* [Supplied information]
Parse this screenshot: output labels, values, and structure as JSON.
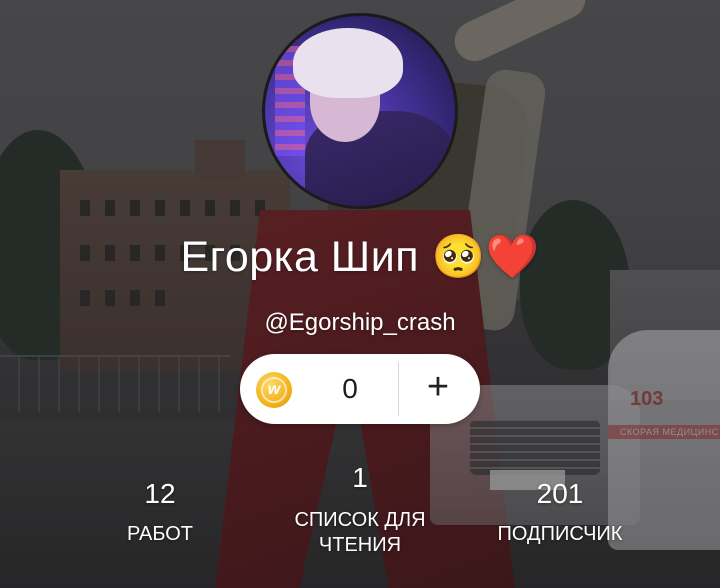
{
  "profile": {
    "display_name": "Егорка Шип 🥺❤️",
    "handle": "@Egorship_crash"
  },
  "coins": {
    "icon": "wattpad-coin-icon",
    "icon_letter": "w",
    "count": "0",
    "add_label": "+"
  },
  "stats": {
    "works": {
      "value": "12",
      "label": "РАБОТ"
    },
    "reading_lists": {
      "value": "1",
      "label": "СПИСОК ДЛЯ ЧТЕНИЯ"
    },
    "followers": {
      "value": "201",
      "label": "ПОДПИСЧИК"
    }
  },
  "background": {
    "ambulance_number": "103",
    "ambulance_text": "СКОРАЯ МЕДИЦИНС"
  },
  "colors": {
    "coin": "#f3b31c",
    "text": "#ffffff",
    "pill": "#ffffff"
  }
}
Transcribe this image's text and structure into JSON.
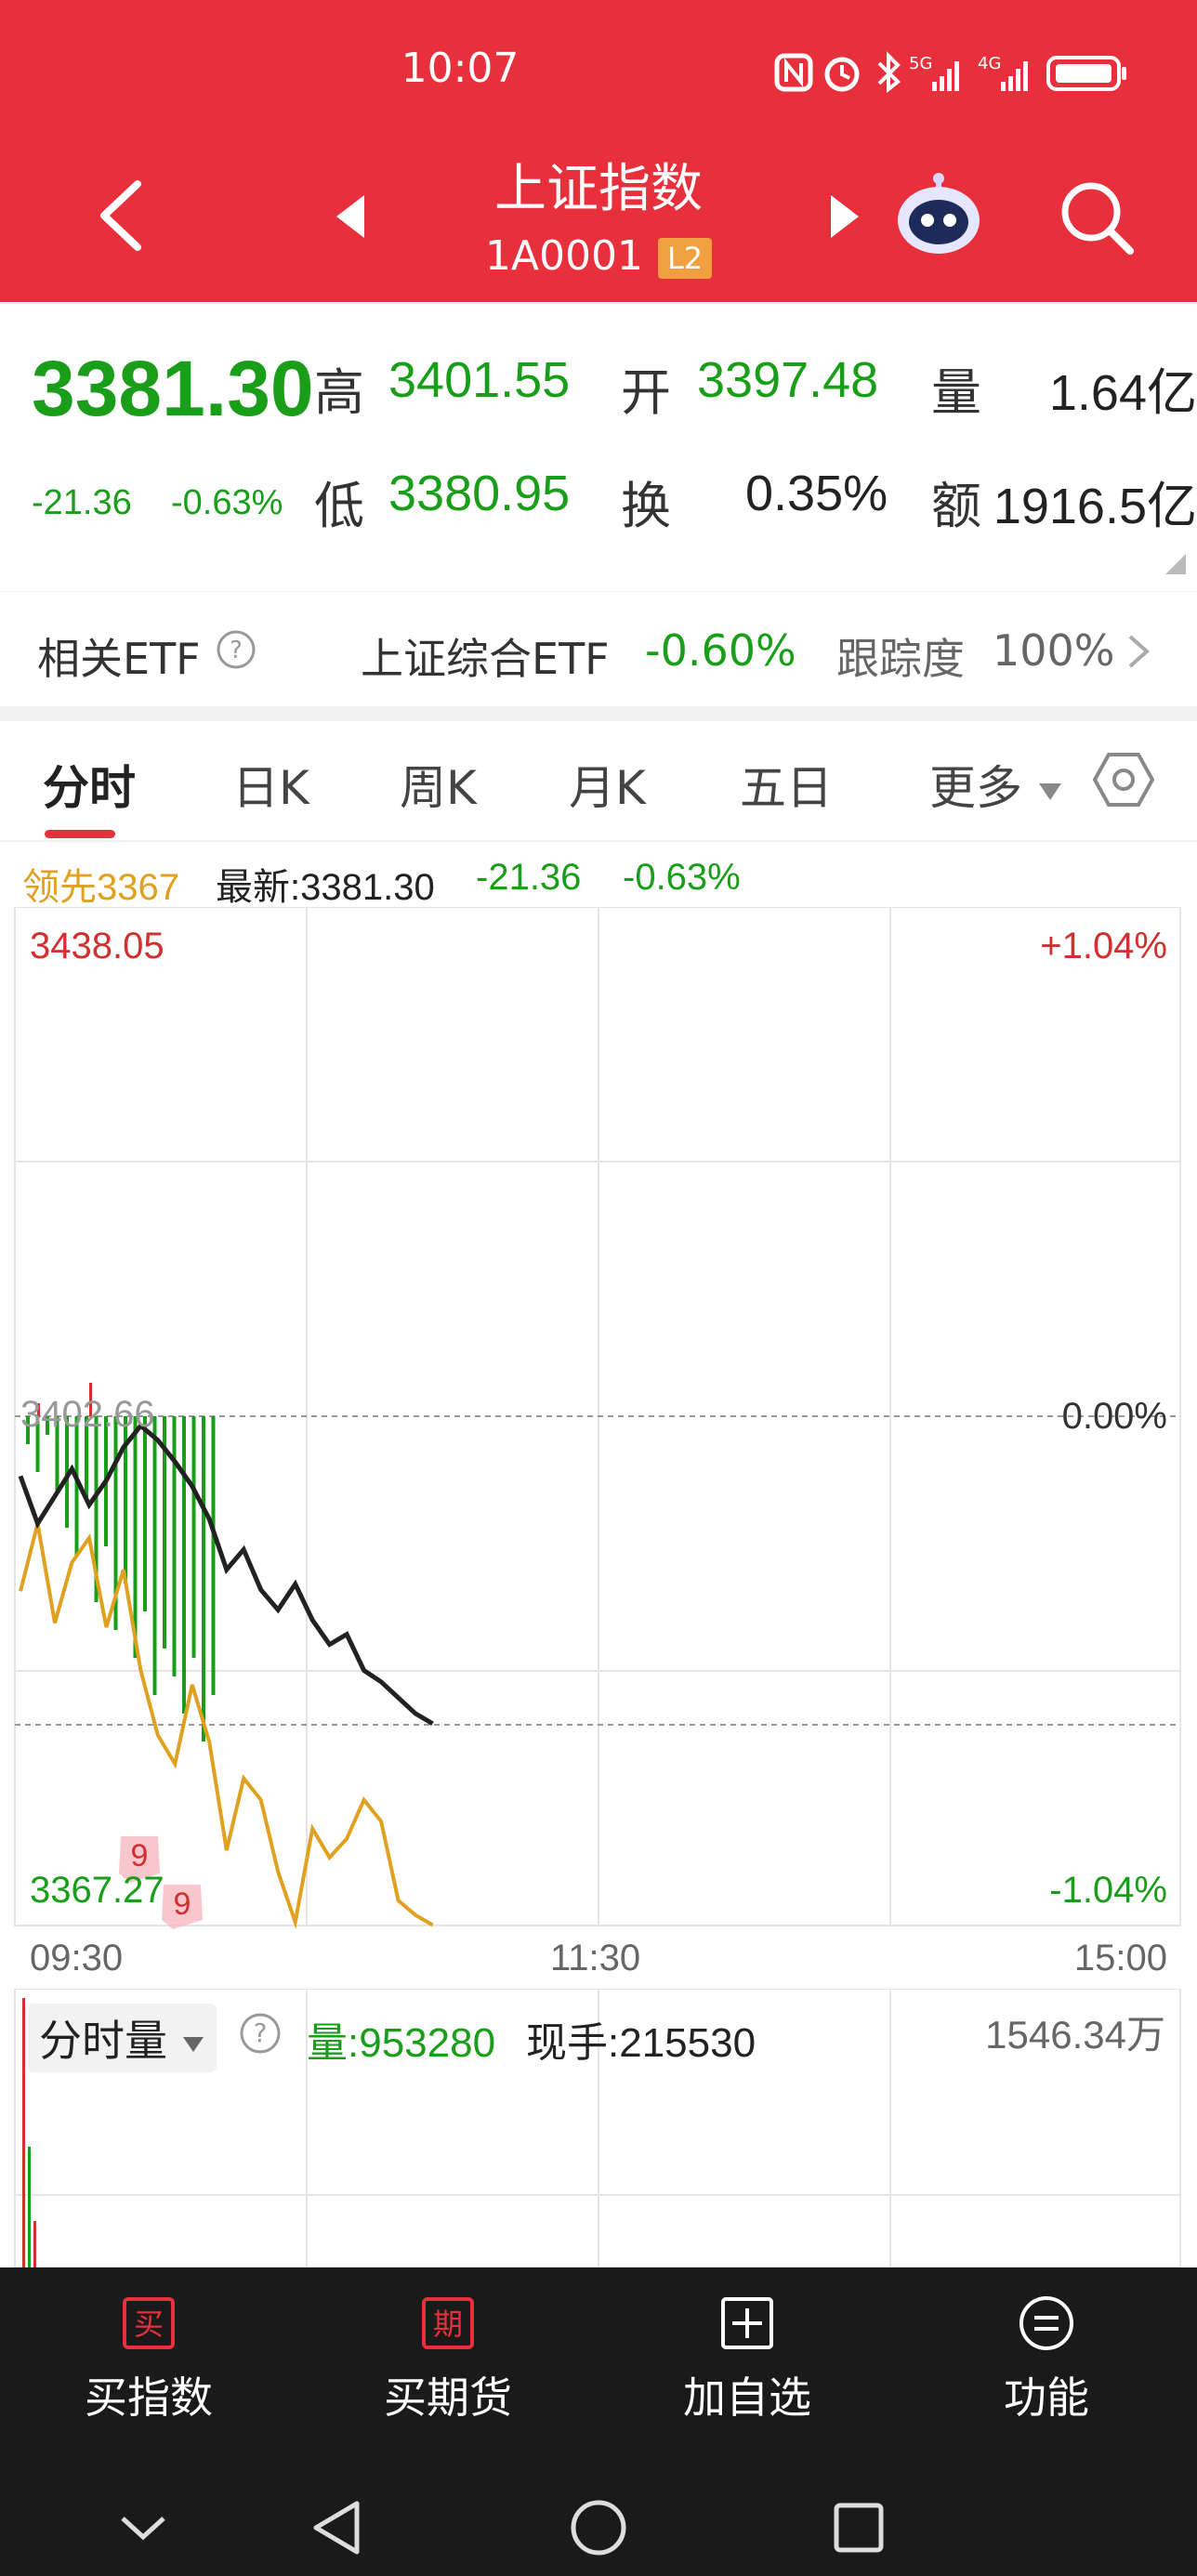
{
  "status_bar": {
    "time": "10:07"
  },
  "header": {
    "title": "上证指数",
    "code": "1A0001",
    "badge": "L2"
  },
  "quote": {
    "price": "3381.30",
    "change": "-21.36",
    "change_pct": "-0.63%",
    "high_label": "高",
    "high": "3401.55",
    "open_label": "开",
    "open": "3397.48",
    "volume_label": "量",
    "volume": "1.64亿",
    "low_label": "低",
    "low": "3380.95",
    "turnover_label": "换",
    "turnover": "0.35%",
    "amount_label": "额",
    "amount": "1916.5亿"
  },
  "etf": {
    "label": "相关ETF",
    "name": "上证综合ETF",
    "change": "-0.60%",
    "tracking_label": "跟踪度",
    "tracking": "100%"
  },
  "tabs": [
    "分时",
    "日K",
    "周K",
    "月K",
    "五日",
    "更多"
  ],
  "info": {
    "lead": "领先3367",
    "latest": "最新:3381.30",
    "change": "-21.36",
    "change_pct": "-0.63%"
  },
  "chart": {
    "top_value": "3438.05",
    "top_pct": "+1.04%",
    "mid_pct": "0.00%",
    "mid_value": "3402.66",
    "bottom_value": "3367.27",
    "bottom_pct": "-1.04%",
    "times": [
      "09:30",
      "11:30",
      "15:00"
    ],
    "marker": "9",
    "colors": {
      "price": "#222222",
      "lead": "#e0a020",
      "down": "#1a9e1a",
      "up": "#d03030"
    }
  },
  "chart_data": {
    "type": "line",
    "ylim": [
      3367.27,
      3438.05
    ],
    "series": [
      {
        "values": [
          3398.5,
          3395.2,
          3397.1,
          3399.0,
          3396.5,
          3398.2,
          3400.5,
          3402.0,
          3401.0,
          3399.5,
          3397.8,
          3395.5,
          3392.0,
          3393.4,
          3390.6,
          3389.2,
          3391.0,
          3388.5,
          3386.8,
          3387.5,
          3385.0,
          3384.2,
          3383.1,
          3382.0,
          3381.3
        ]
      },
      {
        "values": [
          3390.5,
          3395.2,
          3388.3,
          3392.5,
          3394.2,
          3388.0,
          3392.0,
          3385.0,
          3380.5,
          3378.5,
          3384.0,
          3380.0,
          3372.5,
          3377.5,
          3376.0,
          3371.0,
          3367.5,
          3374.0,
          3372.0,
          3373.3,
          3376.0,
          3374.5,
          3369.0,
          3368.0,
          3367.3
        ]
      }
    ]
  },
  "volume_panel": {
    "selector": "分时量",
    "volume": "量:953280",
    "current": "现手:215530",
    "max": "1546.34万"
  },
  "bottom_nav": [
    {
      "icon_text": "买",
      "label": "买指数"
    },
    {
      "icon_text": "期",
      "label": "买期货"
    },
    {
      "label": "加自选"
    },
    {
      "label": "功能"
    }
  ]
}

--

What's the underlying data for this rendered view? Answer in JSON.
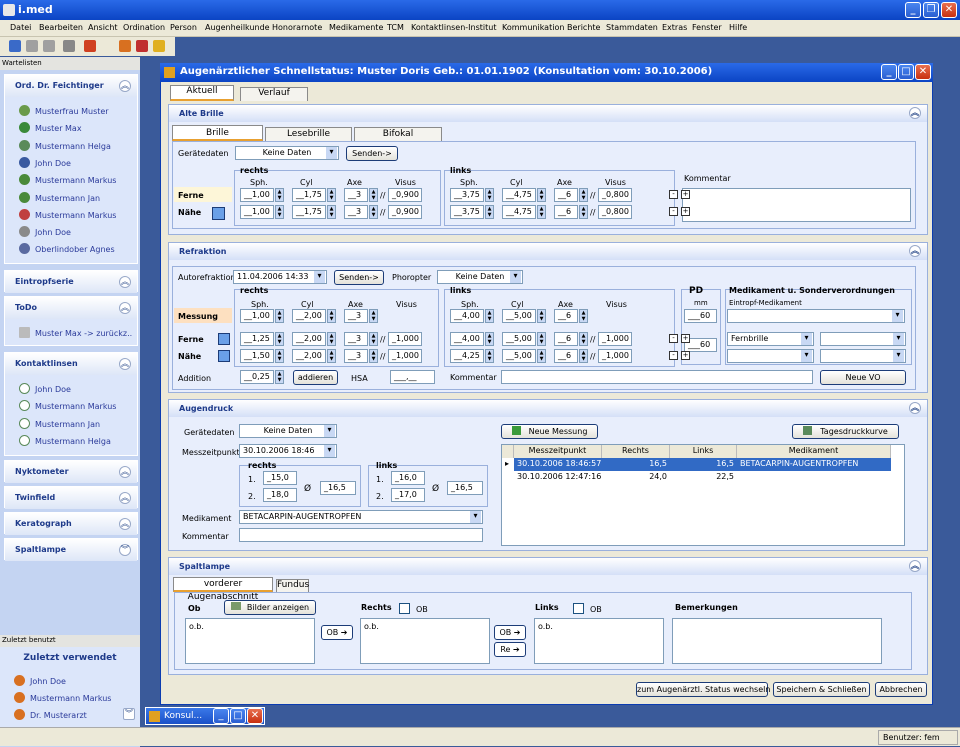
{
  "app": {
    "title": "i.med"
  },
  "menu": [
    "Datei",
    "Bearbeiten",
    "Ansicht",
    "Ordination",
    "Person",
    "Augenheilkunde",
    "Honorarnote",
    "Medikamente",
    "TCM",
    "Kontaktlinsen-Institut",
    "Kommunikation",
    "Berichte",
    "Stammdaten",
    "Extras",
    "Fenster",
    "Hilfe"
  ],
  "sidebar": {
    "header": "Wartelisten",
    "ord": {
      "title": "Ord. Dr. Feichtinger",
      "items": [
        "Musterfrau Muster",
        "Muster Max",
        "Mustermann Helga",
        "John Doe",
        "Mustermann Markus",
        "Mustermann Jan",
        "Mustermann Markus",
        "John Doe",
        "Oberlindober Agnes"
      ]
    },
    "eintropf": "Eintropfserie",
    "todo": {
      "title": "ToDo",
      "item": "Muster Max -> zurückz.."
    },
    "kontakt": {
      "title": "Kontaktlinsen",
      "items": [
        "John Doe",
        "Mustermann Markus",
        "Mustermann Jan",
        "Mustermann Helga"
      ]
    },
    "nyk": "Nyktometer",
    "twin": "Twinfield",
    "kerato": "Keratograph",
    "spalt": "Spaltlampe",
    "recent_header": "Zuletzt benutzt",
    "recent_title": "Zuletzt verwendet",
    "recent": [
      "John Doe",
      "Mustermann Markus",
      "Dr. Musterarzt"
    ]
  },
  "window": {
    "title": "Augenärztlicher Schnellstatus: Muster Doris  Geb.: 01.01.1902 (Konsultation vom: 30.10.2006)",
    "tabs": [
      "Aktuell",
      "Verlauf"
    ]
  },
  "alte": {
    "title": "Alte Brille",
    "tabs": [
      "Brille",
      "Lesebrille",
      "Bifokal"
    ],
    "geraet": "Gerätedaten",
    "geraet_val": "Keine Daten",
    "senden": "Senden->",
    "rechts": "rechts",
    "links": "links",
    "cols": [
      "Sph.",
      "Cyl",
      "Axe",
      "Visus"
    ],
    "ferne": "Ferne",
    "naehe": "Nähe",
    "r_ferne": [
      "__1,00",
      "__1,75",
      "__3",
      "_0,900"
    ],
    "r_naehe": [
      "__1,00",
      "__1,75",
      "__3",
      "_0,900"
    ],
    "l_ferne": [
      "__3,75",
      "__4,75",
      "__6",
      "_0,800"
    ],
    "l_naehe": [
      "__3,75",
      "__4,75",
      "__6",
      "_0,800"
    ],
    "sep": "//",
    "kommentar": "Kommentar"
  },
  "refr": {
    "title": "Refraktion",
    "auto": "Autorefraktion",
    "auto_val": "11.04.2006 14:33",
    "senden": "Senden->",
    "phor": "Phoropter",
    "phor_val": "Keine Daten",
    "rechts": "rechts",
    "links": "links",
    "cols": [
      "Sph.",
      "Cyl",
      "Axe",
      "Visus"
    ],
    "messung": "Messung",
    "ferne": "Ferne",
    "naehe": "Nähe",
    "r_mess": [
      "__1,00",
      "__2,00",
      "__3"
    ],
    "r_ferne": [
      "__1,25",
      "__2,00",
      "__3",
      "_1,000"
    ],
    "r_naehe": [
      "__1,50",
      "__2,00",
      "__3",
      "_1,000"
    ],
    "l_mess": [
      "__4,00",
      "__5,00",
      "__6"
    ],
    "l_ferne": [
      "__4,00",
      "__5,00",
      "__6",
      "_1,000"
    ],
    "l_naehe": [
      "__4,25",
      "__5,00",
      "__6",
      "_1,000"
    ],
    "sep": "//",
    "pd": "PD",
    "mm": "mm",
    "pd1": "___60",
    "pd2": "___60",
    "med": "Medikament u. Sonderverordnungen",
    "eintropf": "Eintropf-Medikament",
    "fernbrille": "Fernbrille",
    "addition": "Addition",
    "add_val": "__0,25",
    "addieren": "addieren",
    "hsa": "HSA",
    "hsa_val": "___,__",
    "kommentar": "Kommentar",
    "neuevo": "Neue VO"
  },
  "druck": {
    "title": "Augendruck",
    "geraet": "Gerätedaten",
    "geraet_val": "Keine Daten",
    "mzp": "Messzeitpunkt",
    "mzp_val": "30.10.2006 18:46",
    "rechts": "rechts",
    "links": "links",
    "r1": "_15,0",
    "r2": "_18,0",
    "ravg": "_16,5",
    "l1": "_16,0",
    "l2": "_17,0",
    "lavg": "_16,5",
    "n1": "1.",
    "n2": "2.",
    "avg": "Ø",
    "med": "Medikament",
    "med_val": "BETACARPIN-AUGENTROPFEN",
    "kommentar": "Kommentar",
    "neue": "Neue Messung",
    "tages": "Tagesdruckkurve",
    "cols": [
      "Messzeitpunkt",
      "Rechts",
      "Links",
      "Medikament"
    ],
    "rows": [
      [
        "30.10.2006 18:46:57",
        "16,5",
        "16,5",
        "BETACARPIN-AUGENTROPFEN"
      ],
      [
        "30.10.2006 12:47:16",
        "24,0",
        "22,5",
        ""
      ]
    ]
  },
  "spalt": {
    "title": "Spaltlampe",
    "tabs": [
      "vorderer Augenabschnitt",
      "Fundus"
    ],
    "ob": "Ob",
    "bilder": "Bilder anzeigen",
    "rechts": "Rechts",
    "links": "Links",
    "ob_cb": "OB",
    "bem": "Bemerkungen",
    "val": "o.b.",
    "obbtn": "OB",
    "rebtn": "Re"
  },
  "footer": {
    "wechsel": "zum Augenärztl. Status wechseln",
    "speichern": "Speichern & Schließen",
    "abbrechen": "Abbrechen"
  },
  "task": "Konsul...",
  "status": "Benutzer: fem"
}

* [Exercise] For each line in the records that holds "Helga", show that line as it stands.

* [Task result]
        "Mustermann Helga",
        "Mustermann Helga"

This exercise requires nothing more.